Sole trader or limited company? You decide.
When setting up a new business, you have several structures to choose from before starting to trade. There are two types of business structures - unincorporated and incorporated entities. Each one has different reporting, legal and tax implications which you need to consider. Don’t know which one is right for you? We take you through the main advantages and disadvantages of each.
What is an unincorporated business structure?
An unincorporated business is commonly referred to as a ‘sole trader’. You can opt for this if you are setting up a business as an individual. Alternatively, you can set up a ‘partnership’ if you are going into business with someone else (or several people).
Advantages of being unincorporated
- Cost-effective - It’s low cost to create and begin trading from. You can trade straight away and thus start making money. However, a partnership set-up may require some initial costs to develop the agreement and legal fees relating to this.
- Privacy - You have a lot more privacy in your financial performance, as accounts are not published on the public record. This can therefore limit the opportunities your competitors have to view your accounts.
- Tax repayments - If the business is loss-making in the first financial period, you can carry back these losses to your employment income (if applicable) to get a tax refund from HMRC. Tax losses can be a good thing for your business too.
Disadvantages of being unincorporated
- Personal responsibility - As the business owner, you are liable for all of the business debts personally. This means your creditors could come after your personal assets to repay the business debts if the business fails. This is known as unlimited liability.
- High tax bill - Owners may have a high tax bill to pay if the business has a ‘good’ profitable year. This is because all earnings in the year are taxed in the same year - i.e. if your sales are higher than last year, but your expenses remain the same, you might be liable to pay more tax this year.
What is an incorporated business structure?
Incorporated business structures are registered entities. Limited companies (LTD) are an example of these. There are also Limited Liability Partnerships (LLP), which are partnerships where the partners have limited liabilities. An individual can set up an LTD, but 2 or more are required for LLPs. For the purposes of this blog, we’ll be focusing on LTDs.
Advantages of limited companies
- No personal liability - The shareholder and directors are not liable for the business debts if the business fails. This means that your personal assets cannot be used to pay off the business debts. However, if the directors are found to have misled creditors, they may be personally liable. This is called ‘lifting the veil’.
- Registered business name - When the company is created on Companies House, no one else can use your company name. This can allow you to create a brand around your company without someone else using your business name.
- More tax options - LTDs can enable the shareholders to be more tax-efficient than an unincorporated business. This is because companies are taxed at one rate whether their taxable profit is £1,000 or £1,000,000 (until 5th April 2023). The shareholders can then use dividends to withdraw the company's profit at a lower rate than if this was taken as a salary.
Disadvantages of limited companies
- Financial disclosure - Company accounts have to be sent to Companies House annually. This means that anyone with access to the internet can view your financial statements. Your accounts have slightly fewer disclosures when sent to Companies House than full accounts prepared for internal use, but people can still get a lot of information from them - i.e. profit and losses.

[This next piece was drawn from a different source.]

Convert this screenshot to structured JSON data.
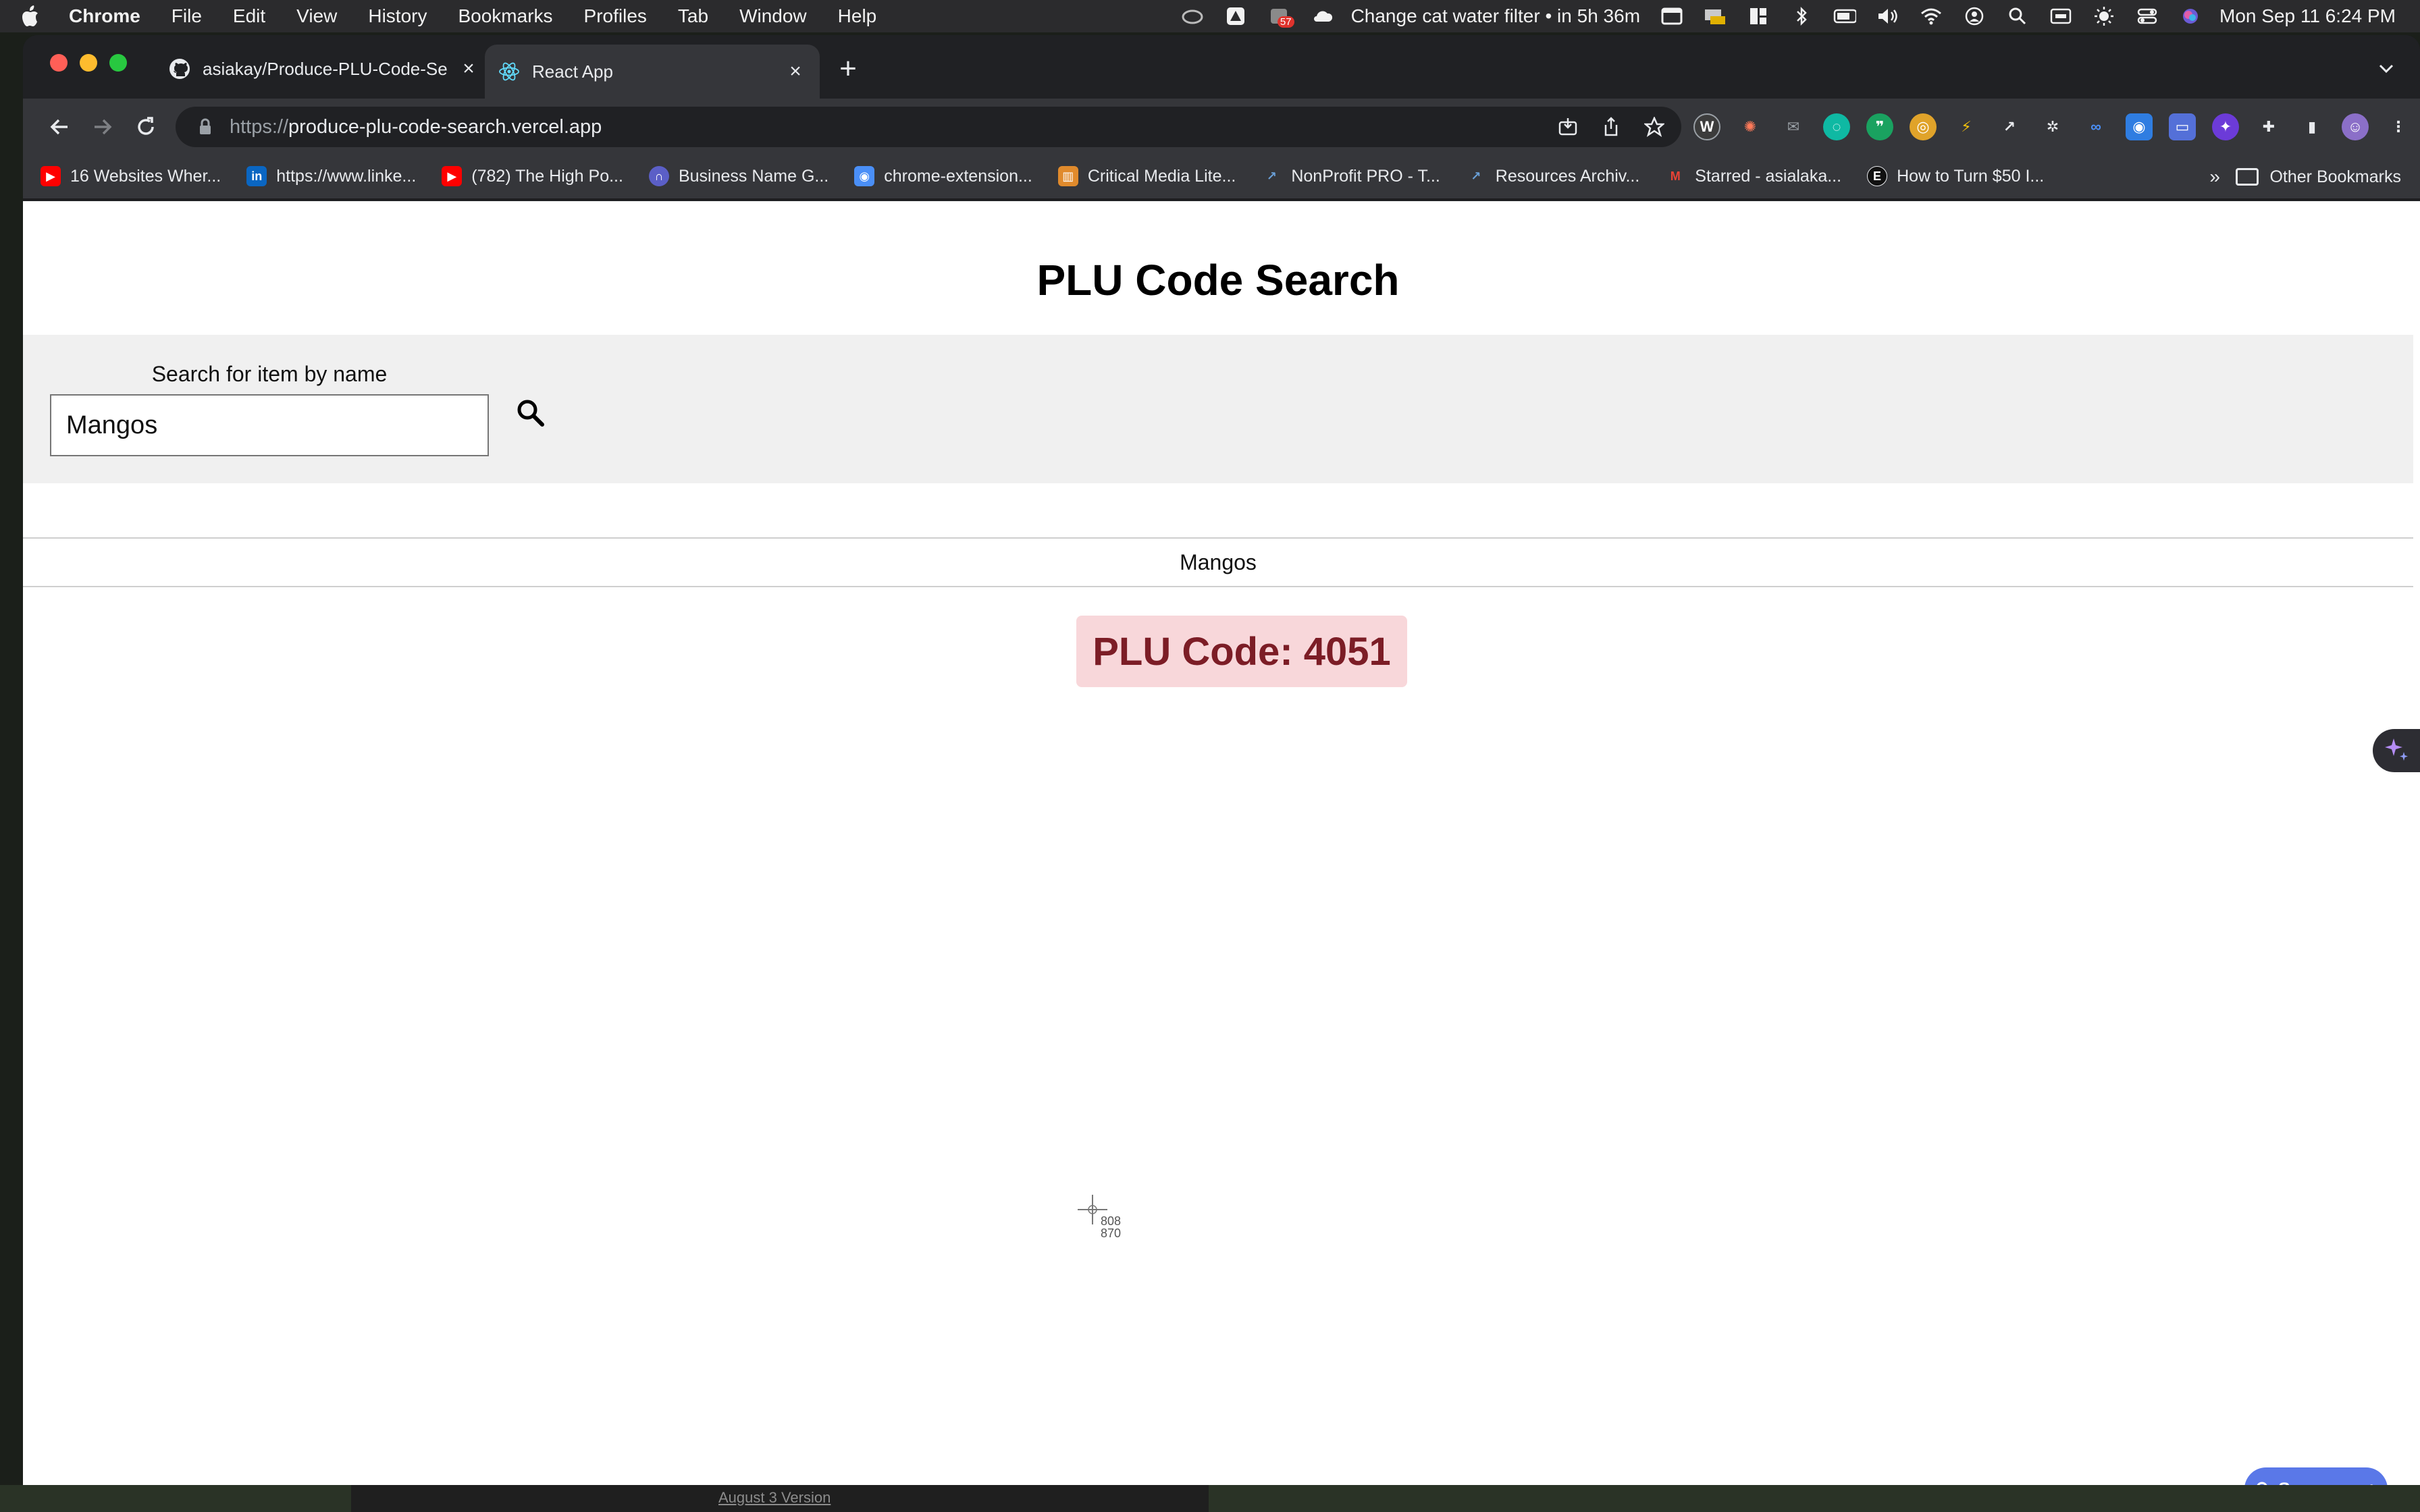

- High set-up costs - Initial set-up costs for an LTD will be higher than a sole trader, plus there are higher administrative costs. Although you can set a company for £12 from the Companies House website, unique articles of association specific to your situation will incur a cost to produce. There is also an annual fee that has to be paid to Companies House. Generally, accountancy fees are higher too as company accounts require more time to prepare than unincorporated accounts.
Still can't decide which is best for you?